- **ACTION ITEM**: Please go through the listing below and count the lines where the string "this" appears. Answer with the number only.

[GIVEN INFORMATION — start]

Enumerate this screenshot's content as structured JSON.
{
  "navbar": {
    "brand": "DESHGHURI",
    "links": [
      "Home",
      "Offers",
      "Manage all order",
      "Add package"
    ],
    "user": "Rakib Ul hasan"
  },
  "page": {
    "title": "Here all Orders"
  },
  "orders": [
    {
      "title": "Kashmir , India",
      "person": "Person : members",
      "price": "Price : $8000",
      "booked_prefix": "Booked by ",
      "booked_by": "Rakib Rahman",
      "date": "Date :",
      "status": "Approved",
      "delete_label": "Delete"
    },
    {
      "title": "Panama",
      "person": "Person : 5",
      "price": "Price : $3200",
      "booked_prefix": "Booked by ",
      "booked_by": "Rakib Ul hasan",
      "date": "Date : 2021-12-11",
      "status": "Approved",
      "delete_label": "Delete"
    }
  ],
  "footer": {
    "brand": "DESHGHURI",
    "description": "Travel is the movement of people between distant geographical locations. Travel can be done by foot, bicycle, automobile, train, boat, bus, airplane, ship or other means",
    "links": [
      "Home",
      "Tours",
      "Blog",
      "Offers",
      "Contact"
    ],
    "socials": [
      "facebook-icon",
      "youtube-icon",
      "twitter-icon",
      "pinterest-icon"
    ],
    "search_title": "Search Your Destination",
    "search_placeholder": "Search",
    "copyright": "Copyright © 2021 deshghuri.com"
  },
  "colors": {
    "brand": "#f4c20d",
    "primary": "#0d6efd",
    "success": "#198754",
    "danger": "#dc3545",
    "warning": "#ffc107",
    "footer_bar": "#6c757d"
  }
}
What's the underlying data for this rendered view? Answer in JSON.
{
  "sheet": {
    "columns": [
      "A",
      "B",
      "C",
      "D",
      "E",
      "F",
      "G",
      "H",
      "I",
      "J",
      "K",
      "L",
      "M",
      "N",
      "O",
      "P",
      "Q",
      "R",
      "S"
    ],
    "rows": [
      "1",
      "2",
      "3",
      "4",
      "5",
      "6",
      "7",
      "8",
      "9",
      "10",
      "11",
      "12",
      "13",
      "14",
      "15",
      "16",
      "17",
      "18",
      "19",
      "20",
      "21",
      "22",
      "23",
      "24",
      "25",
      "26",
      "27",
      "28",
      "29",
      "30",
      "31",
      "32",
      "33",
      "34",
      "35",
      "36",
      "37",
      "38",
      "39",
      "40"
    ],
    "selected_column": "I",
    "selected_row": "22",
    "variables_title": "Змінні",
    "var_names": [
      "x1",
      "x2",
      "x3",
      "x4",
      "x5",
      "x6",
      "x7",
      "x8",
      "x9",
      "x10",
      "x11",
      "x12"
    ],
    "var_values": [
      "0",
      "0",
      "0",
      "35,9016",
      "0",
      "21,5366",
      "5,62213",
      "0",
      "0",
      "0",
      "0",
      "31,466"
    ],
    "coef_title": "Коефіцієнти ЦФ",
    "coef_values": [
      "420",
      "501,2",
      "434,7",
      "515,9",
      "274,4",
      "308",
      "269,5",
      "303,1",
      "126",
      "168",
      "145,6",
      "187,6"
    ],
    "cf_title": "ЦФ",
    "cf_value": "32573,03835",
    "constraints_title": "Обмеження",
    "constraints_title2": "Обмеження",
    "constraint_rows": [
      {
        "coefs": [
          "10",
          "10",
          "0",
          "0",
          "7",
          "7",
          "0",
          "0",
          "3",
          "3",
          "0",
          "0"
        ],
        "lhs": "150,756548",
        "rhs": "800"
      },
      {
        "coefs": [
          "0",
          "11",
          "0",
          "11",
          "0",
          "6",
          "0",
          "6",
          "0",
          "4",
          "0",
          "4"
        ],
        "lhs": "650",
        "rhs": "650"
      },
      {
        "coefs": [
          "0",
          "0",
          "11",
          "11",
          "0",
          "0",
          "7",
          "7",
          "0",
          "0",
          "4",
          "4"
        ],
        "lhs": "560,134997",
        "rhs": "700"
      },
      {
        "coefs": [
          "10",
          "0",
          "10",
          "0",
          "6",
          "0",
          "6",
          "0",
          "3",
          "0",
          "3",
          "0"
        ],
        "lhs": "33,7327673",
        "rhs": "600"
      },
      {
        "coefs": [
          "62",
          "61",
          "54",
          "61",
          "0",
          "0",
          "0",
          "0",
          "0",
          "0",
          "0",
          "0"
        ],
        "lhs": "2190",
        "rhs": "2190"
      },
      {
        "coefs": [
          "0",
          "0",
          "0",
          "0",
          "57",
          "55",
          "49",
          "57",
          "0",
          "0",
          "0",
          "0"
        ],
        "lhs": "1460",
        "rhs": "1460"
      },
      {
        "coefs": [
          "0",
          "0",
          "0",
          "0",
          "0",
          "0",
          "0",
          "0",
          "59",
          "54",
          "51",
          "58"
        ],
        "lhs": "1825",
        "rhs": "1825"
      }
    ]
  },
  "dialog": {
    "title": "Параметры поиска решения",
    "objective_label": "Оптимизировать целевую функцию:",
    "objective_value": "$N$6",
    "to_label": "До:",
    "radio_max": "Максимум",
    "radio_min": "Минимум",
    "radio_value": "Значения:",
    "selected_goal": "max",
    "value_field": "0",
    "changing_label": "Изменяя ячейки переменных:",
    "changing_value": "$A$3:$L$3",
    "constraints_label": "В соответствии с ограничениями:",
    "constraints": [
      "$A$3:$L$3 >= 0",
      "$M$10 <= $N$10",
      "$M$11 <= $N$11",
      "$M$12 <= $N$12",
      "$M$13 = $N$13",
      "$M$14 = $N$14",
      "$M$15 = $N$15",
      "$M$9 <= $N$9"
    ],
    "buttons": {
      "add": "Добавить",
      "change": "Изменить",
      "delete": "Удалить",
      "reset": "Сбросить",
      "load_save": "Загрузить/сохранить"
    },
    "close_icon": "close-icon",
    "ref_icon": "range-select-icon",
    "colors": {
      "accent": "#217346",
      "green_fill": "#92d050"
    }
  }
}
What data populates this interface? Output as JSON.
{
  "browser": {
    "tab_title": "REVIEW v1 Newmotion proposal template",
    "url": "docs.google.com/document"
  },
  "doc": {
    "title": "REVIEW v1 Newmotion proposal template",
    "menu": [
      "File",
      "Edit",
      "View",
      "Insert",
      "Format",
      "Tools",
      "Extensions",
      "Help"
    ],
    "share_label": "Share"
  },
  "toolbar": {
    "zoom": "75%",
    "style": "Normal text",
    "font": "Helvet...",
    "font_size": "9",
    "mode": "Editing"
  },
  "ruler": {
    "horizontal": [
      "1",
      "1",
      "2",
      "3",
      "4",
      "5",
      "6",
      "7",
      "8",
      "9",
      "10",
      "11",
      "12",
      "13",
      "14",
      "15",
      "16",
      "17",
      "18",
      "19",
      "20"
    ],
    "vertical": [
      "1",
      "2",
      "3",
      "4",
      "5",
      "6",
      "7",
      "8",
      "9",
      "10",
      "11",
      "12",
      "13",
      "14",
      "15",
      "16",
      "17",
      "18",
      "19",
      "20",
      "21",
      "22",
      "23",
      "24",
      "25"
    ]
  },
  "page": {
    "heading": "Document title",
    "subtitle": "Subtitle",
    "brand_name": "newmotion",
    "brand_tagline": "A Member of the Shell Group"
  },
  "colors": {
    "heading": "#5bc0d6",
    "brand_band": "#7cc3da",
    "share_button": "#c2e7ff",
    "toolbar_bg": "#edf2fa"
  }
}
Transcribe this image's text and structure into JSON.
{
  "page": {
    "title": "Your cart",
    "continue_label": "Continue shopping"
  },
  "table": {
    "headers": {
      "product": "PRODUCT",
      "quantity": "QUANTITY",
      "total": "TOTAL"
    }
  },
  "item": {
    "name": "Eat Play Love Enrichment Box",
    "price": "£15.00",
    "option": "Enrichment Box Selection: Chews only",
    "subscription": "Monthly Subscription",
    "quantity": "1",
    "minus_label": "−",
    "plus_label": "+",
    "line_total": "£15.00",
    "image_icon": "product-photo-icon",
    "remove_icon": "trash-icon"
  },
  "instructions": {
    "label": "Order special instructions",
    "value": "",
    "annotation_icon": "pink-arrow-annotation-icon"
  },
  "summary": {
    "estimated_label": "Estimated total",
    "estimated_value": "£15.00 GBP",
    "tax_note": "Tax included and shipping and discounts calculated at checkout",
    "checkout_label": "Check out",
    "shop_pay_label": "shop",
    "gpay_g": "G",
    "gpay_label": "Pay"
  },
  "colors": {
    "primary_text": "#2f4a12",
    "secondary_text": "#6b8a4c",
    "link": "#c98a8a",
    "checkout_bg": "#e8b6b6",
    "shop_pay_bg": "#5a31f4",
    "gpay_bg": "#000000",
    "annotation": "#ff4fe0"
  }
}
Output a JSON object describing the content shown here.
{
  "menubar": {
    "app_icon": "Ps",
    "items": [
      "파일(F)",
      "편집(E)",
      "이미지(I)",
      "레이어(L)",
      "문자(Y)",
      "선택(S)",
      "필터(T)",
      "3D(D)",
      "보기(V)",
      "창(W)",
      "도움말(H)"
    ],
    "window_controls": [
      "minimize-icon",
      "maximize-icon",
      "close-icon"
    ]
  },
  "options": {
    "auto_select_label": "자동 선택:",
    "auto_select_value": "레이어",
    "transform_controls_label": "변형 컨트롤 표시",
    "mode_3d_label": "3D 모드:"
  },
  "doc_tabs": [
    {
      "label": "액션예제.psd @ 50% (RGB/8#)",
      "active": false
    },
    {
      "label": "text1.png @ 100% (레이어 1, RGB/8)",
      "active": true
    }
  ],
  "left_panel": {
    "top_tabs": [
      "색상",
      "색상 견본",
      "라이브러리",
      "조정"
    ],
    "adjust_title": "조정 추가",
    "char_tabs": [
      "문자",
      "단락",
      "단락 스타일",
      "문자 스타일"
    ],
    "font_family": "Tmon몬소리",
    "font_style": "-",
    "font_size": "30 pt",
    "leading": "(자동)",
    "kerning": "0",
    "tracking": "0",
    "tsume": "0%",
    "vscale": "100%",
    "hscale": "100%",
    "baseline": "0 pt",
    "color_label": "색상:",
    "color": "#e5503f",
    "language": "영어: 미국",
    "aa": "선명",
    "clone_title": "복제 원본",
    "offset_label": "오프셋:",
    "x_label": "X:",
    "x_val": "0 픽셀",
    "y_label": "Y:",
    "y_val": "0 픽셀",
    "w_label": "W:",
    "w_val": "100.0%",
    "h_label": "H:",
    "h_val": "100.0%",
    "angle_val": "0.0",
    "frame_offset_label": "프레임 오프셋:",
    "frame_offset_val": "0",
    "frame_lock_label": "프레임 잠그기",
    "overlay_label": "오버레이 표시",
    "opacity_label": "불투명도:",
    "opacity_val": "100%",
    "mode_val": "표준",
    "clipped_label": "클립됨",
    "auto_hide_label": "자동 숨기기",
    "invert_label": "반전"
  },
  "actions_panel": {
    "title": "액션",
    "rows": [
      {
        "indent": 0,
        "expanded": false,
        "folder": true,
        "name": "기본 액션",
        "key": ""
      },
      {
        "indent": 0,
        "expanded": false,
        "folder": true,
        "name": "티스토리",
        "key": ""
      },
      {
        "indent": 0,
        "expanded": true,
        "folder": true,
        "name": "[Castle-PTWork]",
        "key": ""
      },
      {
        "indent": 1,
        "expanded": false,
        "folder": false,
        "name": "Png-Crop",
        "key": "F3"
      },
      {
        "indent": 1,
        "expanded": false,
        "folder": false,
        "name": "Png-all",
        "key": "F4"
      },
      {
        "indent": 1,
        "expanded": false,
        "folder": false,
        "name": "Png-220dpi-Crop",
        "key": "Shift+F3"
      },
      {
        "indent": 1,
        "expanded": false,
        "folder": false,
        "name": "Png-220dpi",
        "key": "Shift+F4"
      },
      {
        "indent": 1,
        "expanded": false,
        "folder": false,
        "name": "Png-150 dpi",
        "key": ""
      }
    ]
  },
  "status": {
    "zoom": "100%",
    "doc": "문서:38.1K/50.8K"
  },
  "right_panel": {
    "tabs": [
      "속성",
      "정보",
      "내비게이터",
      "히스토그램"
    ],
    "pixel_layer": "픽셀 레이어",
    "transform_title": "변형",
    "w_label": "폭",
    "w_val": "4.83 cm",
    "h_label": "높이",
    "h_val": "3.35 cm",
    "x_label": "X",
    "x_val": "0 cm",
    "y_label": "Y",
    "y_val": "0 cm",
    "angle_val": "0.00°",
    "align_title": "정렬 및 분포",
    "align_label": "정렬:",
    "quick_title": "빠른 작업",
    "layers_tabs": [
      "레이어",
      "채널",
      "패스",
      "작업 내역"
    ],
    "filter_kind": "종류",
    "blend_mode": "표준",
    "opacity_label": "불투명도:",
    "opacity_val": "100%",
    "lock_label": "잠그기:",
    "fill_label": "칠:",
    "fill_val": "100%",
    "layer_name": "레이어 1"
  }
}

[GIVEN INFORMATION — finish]

- **RESULT**: 4